A book there rests which guides the way, it reads:

(read downward starting at column 1)




I can reveal the following: Warrington Township is in Bucks County, PA and “Sonny Amou” comes from a wealthy family. This letter went out to local newspapers — the Intelligencer, the Courier Times, Calkins Media (owner of the Intelligencer and the Courier Times), the Reporter, the Herald, the County Historical Society, and two employees of Calkins Media who Mr. Amou thought might be interested in the story (one a columnist for the Courier Times and one an archivist for the Intelligencer). As of this date no newspapers have run the material. Please help raise awareness of the subject, otherwise I won’t earn the second half of my commission. Thanks for your time.


The Clues:

Within 70 paces of the Lion’s Tree there is iron in the earth.
99 paces at 72 degrees the Sun shines underground.
At 9 o’ clock the Sun’s rays reach out 86 paces.
A book there rests which guides the way, it reads:

52 sets of 3 #s highest # from left to right is
lowest # left to right is
if the lion’s tree,is found,the dir of the iron has to be found
IE: Within 70 paces of the Lion’s Tree,there is iron in the earth.
i would hope it is a metal pole,and the only one that close to the LT
i put an img together,to see what im reading,i put the iron to the E
of the LT,it could be NSW too,either way though the 86p and book
back track the 99p,give or take a foot or 2,either side.thats if i figured
it out correctly,as to what the clue says
im going to have to think on the # sets,maybe a magazine has 10 paragraphs
i guess a book could too, if the paragraphs are short,2-3 lines

A Handy Tip


Digging for treasure is not with a shovel and three scoops later, “Voi la”, you uncover the top of a treasure chest! The more valuable the treasure, the deeper it is buried; is the rule. The average treasure (less than $100,000) is buried at a depth between four and six feet. This is well beyond the depth range of 99.9% of all metal detectors.

The Spanish King, Charles II, decreed that all treasure in North America that could not be brought back to Spain before the American Indian revolt of 1685 was to be buried at least 30 feet deep or 30 feet of tunnel from the outside of the mountain. Penalty for a burying treasure too shallow was death! Hundreds of Spanish mines “pickled” (stored) refined bars of gold and silver at least 30 feet deep. Extensive death traps were incorporated to prevent the occasional robber from stealing the treasure (Do your research of &ldquo eath Traps” before digging for treasure!). Spain did send expeditions back to open old mines and send refined bars back to Spain. Many sites are still waiting to be found as the ownership of the land changed hands from French to American, Spanish to American, and many miners never made it back to Spain with the secret code to relocate the hidden caches due to time, death, disease or tragedy.

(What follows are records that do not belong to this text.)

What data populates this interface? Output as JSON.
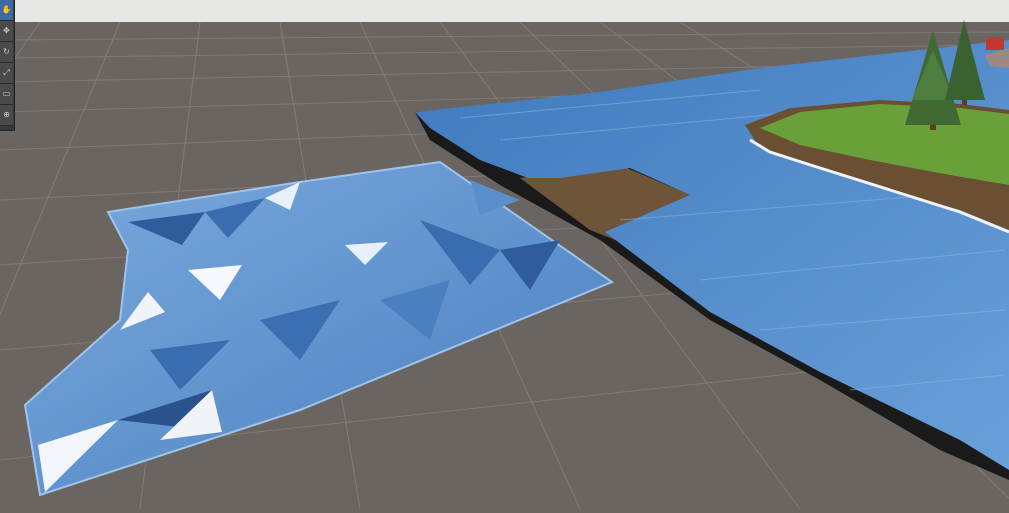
{
  "scene": {
    "sky_color": "#e7e8e6",
    "ground_color": "#6a6560",
    "grid_color": "#8a857f",
    "water_light": "#6fa1d8",
    "water_dark": "#2f5d9c",
    "terrain_brown": "#6e5539",
    "grass_color": "#6aa03a",
    "tree_color": "#3f6a33"
  },
  "toolstrip": {
    "tools": [
      {
        "name": "view-tool",
        "icon": "hand-icon",
        "glyph": "✋"
      },
      {
        "name": "move-tool",
        "icon": "move-icon",
        "glyph": "✥"
      },
      {
        "name": "rotate-tool",
        "icon": "rotate-icon",
        "glyph": "↻"
      },
      {
        "name": "scale-tool",
        "icon": "scale-icon",
        "glyph": "⤢"
      },
      {
        "name": "rect-tool",
        "icon": "rect-icon",
        "glyph": "▭"
      },
      {
        "name": "transform-tool",
        "icon": "transform-icon",
        "glyph": "⊕"
      }
    ],
    "active_index": 0
  }
}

Leave a Reply

Your email address will not be published. Required fields are marked *

dirtfishing © 2013 Frontier Theme